Aim of the task: Give back every line of the material below that has the string "manager".

Given entries:
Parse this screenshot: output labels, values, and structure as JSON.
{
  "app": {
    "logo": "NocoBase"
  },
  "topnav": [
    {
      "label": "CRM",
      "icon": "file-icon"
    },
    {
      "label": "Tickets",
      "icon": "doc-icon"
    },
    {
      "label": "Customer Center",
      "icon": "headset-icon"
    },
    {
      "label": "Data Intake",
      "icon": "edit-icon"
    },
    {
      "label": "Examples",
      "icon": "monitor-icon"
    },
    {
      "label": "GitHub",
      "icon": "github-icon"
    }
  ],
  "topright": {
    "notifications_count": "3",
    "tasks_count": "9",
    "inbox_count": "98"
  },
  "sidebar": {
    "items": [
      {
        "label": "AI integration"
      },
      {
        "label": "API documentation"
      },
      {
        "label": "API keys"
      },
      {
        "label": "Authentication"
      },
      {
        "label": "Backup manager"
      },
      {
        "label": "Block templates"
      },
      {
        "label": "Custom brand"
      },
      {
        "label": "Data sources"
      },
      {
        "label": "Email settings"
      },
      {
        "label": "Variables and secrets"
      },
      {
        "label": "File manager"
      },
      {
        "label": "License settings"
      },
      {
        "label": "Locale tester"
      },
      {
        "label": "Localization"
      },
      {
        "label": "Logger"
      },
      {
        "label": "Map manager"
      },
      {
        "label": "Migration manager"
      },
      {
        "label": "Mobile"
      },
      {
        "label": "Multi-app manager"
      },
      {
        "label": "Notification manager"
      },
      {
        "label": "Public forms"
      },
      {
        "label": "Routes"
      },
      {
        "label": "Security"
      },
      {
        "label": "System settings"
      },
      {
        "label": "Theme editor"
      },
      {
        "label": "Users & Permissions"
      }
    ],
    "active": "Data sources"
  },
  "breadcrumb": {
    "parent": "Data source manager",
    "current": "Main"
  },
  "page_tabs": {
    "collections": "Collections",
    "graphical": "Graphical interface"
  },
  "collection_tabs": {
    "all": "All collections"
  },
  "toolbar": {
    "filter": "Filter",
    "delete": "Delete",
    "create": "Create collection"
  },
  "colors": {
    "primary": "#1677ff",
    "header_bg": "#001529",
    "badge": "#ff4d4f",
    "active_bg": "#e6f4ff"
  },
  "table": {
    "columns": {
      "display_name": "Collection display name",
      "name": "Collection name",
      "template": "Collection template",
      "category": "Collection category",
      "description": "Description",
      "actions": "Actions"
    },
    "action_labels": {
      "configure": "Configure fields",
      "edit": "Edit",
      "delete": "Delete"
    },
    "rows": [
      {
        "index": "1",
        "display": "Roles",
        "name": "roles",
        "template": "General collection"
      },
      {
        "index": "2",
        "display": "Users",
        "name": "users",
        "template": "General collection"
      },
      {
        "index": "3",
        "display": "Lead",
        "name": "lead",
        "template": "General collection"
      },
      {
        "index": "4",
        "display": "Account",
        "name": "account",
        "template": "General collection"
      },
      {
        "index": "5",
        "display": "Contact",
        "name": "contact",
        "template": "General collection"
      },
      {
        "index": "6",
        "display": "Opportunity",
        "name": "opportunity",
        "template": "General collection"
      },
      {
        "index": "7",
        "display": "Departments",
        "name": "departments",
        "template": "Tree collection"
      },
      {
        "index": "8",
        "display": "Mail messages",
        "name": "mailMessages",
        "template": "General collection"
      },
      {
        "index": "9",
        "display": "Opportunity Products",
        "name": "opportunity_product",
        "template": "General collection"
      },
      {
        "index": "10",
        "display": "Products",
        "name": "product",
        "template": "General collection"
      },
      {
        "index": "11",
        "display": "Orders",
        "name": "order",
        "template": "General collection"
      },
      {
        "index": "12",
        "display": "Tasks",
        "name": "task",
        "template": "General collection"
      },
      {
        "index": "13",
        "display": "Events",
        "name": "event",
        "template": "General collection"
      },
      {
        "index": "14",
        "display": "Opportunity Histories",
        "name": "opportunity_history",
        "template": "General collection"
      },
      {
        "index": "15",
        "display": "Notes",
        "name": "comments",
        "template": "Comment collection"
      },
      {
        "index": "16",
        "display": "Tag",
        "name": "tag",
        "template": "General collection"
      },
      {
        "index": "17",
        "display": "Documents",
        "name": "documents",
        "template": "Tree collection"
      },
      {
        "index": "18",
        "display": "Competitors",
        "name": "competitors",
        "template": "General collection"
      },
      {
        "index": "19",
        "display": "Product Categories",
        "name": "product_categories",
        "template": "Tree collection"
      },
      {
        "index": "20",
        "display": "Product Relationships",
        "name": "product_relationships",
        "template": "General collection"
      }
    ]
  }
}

Answer for this exercise:
        "label": "Backup manager"
        "label": "File manager"
        "label": "Map manager"
        "label": "Migration manager"
        "label": "Multi-app manager"
        "label": "Notification manager"
    "parent": "Data source manager",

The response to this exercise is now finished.